Exercise requirements: Every line with "name" in it should be copied from the data.

Web page and app entries:
####################

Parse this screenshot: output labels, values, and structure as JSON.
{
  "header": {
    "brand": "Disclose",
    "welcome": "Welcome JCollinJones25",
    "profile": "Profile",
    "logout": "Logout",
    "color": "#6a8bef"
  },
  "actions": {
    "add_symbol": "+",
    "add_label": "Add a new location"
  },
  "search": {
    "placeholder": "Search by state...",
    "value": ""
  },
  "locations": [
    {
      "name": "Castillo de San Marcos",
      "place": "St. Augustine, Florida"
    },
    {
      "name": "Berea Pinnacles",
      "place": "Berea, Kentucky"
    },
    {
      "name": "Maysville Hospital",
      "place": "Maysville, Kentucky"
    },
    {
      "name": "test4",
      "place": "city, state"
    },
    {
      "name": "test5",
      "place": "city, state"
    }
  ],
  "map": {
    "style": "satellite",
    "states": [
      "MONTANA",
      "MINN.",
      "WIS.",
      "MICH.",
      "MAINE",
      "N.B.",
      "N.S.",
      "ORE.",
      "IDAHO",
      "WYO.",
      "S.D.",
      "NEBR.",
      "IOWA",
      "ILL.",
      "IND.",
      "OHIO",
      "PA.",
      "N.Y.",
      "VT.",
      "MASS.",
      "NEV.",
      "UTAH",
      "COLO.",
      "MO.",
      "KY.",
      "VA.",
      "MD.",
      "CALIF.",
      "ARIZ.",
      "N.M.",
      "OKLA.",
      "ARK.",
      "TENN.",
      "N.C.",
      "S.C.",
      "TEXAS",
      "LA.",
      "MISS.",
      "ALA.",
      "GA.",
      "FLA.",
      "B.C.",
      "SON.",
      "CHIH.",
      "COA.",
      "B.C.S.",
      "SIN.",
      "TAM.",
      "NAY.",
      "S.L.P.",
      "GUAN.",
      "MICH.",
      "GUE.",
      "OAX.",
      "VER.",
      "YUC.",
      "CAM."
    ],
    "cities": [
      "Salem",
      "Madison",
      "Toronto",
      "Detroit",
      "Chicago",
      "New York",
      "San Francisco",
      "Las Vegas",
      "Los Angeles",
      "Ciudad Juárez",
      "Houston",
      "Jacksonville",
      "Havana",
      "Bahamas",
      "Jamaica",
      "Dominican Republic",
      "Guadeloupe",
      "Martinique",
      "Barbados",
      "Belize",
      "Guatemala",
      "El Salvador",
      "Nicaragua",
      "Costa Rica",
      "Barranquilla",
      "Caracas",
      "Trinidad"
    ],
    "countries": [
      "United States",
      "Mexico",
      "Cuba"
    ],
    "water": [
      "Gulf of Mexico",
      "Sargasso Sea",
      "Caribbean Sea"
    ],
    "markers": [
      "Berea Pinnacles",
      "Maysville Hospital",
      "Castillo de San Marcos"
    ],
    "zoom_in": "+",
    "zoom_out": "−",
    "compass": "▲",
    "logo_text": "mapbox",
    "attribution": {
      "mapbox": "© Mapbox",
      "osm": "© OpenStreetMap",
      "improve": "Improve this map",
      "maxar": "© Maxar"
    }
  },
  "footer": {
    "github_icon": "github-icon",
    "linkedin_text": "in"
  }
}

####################

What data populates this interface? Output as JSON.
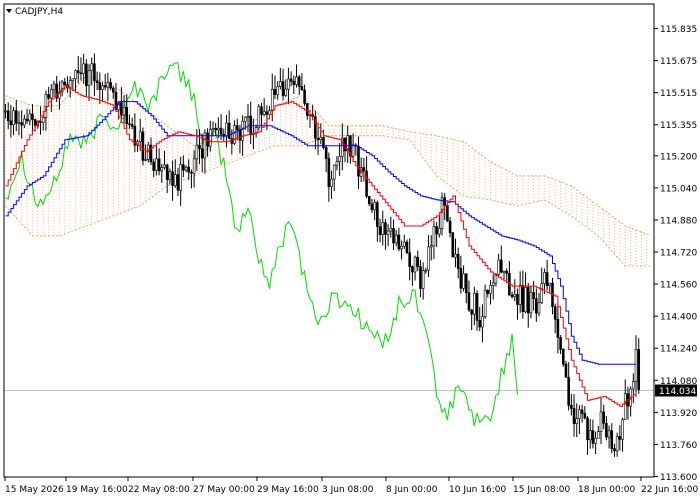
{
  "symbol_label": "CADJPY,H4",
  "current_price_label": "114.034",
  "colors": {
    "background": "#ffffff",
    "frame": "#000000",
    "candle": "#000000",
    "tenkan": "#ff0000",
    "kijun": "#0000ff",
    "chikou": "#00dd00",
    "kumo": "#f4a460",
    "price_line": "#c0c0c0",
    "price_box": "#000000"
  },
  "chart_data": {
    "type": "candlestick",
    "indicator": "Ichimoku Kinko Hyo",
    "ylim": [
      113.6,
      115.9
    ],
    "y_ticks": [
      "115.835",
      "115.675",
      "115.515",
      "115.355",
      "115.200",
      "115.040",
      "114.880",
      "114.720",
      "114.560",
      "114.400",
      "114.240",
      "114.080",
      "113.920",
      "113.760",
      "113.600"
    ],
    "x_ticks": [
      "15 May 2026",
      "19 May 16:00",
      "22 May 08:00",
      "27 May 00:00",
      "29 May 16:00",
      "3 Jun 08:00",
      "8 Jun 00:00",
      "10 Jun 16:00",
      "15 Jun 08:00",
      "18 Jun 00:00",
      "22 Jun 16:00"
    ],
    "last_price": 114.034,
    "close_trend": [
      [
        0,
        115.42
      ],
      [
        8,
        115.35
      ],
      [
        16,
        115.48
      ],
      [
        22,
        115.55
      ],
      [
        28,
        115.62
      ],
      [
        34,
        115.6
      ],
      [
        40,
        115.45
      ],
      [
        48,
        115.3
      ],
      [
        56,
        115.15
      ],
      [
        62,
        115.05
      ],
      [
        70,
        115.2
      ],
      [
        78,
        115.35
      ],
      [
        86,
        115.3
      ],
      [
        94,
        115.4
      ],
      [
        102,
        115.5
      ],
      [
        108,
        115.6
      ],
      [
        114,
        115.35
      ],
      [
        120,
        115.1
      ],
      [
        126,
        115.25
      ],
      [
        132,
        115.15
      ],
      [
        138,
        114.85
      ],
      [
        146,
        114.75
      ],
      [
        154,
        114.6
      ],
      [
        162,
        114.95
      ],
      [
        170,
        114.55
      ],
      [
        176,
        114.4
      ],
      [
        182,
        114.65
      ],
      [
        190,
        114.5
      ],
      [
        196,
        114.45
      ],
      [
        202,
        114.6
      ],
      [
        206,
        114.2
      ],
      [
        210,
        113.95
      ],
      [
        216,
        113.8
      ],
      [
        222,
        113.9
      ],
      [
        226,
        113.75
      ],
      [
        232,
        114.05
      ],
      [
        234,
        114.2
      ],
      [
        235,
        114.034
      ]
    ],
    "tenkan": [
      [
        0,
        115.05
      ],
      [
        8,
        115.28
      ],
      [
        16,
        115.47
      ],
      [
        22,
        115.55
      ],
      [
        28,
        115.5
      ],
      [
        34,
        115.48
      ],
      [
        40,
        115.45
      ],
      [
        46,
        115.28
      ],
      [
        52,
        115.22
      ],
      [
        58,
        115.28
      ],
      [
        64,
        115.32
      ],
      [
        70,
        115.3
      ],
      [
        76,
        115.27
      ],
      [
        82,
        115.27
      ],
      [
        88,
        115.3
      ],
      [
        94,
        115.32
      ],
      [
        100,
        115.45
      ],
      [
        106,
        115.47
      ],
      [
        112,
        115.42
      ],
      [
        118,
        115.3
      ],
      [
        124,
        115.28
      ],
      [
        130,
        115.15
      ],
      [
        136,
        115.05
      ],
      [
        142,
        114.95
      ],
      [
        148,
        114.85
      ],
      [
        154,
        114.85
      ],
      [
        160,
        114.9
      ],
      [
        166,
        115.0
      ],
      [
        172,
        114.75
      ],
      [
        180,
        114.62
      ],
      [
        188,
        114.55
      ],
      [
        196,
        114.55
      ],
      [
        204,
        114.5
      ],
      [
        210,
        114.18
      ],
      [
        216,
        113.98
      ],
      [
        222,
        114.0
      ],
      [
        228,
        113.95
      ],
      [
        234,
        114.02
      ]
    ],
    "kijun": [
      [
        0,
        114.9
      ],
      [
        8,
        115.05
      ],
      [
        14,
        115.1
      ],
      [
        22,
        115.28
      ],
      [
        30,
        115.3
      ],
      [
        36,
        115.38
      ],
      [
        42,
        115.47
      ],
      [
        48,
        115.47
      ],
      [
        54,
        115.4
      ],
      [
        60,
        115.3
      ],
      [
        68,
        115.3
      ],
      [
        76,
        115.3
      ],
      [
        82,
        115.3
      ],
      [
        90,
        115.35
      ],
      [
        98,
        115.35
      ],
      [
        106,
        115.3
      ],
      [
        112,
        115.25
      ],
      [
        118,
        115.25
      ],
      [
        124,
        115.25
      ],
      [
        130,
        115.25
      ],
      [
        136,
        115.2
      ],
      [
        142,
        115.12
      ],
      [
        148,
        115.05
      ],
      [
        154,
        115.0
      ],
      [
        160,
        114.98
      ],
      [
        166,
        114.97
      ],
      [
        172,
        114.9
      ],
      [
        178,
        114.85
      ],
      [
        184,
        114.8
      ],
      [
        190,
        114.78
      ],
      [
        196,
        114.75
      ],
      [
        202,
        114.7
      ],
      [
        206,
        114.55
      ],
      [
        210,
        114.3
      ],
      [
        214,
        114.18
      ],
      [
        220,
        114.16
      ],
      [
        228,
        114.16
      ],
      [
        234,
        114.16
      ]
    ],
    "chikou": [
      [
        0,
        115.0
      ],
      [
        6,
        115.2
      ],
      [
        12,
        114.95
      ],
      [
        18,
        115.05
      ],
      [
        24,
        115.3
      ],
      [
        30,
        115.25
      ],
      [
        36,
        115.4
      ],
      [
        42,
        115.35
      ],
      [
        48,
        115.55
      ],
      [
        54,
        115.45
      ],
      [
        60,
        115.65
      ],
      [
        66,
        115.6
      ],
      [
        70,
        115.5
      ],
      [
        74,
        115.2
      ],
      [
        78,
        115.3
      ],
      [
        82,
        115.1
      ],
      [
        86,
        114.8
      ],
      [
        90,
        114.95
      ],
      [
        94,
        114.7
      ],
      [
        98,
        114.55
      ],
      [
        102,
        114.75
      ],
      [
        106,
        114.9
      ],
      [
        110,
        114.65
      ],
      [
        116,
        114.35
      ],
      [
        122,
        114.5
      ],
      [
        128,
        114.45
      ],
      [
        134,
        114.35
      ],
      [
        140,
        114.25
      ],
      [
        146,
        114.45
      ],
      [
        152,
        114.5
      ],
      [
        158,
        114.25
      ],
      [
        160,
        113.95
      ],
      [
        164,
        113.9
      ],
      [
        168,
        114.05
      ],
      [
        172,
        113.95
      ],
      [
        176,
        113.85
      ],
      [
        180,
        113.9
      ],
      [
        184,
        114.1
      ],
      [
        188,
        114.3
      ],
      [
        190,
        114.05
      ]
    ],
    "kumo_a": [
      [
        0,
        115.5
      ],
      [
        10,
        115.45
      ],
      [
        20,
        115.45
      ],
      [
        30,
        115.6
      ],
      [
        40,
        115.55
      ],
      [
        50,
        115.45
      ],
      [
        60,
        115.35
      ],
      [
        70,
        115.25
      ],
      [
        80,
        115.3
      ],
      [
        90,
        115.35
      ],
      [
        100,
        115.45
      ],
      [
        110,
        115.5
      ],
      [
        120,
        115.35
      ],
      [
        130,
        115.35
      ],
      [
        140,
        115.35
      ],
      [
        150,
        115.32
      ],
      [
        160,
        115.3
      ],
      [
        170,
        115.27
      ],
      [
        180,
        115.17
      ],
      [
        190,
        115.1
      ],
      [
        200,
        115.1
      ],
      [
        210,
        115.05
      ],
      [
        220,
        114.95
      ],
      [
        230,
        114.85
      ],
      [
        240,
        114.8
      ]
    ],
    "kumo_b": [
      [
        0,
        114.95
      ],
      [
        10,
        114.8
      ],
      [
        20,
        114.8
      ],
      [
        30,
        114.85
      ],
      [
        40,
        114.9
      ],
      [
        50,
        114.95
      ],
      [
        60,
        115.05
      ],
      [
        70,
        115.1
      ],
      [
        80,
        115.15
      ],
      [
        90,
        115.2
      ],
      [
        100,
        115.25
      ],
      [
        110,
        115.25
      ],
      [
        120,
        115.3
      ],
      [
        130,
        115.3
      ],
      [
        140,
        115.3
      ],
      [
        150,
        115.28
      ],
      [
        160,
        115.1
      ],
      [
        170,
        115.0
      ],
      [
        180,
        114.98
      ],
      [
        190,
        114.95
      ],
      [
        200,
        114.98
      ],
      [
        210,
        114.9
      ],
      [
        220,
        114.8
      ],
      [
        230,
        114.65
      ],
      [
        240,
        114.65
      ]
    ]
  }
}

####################

Exercise output:
      "name": "Castillo de San Marcos",
      "name": "Berea Pinnacles",
      "name": "Maysville Hospital",
      "name": "test4",
      "name": "test5",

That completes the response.